by Diana Khoury
Post-Traumatic Stress Disorder (PTSD) is currently on the rise in the United States. PTSD is a mental health condition that originates from a traumatic event such as a war, natural disaster, terrorist attack, abuse, violence, or assault. Symptoms of PTSD may last for years after the actual event occurred, and can interfere with a person’s relationships and daily functioning.
When a traumatic event occurs, the body moves into fight or flight mode, triggering the stress response. If this stressful state remains for an extended period of time, the initial trauma becomes ‘stored’ in the body and is unable to let go.

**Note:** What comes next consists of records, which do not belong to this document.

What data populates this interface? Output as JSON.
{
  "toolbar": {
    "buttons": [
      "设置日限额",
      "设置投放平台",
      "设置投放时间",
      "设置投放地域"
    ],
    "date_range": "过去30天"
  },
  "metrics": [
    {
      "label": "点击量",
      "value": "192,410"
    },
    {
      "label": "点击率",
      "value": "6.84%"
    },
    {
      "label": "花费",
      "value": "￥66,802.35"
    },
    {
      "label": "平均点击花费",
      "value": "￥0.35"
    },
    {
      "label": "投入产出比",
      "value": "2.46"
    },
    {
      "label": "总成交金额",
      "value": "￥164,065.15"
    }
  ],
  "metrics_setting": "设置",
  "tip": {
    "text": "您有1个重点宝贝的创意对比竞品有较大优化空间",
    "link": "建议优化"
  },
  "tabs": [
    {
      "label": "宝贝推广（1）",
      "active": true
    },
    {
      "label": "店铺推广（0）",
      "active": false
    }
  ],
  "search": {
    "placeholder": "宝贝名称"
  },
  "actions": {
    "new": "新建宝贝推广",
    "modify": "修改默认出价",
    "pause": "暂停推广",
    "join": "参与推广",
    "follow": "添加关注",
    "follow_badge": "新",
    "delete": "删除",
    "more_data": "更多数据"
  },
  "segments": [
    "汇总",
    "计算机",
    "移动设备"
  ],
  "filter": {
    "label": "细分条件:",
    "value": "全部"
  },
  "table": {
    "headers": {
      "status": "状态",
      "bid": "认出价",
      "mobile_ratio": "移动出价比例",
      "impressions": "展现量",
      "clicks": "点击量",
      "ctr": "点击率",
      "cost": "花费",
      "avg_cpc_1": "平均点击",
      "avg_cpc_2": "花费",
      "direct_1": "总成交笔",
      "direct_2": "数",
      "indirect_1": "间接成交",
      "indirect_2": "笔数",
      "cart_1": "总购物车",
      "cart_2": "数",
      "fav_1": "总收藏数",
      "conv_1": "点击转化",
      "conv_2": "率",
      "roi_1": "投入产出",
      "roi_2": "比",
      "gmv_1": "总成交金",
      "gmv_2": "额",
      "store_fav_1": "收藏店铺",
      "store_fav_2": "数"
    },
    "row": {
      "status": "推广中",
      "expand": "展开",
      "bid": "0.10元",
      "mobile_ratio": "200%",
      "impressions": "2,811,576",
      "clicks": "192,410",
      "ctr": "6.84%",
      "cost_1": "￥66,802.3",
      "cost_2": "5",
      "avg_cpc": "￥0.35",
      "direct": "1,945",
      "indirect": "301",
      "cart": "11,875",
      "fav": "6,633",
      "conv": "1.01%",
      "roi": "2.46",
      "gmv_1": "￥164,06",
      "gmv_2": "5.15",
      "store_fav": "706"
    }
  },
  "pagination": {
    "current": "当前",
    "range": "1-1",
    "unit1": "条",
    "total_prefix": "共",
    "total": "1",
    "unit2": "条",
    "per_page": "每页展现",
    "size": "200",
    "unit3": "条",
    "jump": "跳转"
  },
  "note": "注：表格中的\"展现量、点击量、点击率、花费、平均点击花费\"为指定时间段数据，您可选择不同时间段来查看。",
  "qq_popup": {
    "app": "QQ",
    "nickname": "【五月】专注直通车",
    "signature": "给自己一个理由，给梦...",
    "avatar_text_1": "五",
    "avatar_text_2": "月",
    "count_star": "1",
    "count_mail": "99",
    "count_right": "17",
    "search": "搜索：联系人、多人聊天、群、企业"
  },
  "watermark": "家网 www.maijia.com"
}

PTSD’s effects are experienced on physiological, physical and emotional levels of the body. PTSD symptoms include: flashbacks, nightmares, trouble sleeping, anxiety, depression, detachment, difficulty with memory and concentration, fatigue and chronic pain. A PTSD sufferer may struggle with fear and hypersensitivity on a daily basis, reacting uncontrollably to seemingly benign triggers. They no longer feel safe or in control of their environment, their body or themselves.
A holistic approach to treating PTSD has been implemented at the Fort Bliss Restoration and Resilience Center in Texas. Army war veterans who wish to return to combat must commit to an intense daily regimen of physical exercise, individual and group therapy, and holistic therapies such as yoga, massage, Reiki, acupuncture, t’ai chi, qigong, biofeedback and meditation.

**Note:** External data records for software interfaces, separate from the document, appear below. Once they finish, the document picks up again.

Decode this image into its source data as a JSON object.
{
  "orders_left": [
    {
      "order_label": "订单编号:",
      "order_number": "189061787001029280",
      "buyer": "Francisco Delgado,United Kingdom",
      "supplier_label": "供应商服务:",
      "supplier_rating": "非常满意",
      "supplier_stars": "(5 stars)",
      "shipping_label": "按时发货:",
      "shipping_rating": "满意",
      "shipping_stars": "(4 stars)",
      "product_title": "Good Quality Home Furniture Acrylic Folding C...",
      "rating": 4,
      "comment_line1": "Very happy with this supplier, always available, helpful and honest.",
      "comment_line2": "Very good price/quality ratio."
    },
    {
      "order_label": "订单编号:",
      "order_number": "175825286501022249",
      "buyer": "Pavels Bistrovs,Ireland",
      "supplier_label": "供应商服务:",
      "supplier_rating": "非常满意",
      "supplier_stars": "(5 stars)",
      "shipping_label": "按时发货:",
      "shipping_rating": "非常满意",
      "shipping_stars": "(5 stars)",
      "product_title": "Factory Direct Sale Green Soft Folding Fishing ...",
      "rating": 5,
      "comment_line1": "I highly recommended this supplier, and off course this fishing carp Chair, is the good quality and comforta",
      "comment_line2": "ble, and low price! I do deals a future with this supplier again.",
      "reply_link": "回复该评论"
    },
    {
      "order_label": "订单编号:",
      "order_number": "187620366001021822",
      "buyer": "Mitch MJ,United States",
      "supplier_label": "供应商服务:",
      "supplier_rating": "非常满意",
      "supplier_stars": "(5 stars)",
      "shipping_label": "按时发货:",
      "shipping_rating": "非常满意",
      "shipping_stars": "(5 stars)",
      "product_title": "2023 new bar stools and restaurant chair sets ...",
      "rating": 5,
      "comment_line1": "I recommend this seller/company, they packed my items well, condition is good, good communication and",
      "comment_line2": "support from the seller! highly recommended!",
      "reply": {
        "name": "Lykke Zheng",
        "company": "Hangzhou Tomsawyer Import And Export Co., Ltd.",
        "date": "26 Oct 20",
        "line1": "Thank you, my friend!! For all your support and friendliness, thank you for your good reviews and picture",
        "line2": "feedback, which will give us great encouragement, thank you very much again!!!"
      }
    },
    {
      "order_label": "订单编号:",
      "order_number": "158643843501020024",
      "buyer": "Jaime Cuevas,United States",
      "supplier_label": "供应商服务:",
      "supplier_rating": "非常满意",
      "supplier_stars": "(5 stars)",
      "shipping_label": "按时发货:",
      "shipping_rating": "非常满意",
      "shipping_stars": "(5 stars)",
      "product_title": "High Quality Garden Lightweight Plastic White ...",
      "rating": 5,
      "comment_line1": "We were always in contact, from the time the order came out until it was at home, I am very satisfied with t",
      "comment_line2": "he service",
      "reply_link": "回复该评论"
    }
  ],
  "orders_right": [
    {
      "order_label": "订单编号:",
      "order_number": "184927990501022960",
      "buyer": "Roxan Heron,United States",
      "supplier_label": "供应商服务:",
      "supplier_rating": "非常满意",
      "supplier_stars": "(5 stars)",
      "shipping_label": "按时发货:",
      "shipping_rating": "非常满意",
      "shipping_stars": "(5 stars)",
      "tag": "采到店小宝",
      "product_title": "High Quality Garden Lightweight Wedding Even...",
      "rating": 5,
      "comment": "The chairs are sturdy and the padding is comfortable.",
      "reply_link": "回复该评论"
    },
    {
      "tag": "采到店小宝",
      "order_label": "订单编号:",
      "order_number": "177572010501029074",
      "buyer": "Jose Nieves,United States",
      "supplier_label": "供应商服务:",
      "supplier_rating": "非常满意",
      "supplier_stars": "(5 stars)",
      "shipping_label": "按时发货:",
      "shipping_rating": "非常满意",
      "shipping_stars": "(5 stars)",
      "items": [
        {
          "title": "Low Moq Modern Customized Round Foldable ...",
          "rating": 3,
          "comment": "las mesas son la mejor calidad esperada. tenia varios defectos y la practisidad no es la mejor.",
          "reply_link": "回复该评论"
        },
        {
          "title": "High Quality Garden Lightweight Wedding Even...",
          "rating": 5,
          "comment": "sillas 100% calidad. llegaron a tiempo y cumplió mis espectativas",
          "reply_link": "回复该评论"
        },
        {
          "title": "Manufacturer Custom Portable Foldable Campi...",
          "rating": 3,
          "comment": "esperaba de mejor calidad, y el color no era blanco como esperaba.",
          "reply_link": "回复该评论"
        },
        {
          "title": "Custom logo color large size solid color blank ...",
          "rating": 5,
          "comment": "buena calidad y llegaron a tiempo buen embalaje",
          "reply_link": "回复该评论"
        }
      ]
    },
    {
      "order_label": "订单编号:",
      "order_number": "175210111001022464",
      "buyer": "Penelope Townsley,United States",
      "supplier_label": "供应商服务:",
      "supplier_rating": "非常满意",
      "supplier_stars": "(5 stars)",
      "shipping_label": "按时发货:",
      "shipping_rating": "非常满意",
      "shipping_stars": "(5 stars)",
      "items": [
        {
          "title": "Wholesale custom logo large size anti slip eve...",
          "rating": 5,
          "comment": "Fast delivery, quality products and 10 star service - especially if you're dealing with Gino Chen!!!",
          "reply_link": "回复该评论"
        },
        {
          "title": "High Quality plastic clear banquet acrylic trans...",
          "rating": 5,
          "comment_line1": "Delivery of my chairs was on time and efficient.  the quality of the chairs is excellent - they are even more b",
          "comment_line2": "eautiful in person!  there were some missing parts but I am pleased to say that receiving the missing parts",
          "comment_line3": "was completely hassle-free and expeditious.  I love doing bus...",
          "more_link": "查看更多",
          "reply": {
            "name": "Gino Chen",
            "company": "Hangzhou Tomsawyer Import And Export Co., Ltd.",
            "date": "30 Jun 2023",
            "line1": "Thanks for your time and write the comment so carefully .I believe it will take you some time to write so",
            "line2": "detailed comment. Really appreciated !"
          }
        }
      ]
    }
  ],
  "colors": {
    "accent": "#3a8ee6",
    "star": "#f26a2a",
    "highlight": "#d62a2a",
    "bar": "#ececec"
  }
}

John Fortunato, the clinical psychologist who spearheaded the program, states, “Many PTSD-afflicted soldiers experience ‘hyper-arousal,’ which the center staff treats with techniques like medical massage and ‘Reiki’… Acupuncture has proven to be ‘extremely effective’ in treating the anxiety, panic, and tension-induced physical pain many [veterans] experience.”1
“Soldiers who have been victims of PTSD after violent wars are being treated with acupuncture [with] successful results. Recently, the Pentagon has been investigating the beneficial effects of acupuncture for PTSD on soldiers affected with this condition. As per findings from recent trials, it has been found that combat veterans were relieved of their symptoms and experienced reduced depression, as well as pain. The improvements due to acupuncture were also found to be very rapid and significant.”2
In addition to this empirical evidence, numerous scientific studies have confirmed the healing benefits of touch. For PTSD sufferers, therapeutic massage offers the benefits of caring touch with clear and safe boundaries. “Massage therapy can help bring clients back into themselves by increasing their ability to feel safety and mastery in the world, to be freely curious without fear, to feel comfortable with their body, and to experience boundaried intimacy with another human being.”3
This is an original article from Dreamclinic, Inc. Dreamclinic is a Health and Wellness company committed to sharing information about commonly experienced health conditions and how thy may be impacted through the use of bodywork and other natural approaches. Dreamclinic offers massage, acupuncture, and Reiki sessions at its Greenlake and Queen Anne clinics, as well as onsite massage at workplaces around Puget Sound. Contact us to learn more about how Dreamclinic can help you, your family or workplace experience greater health.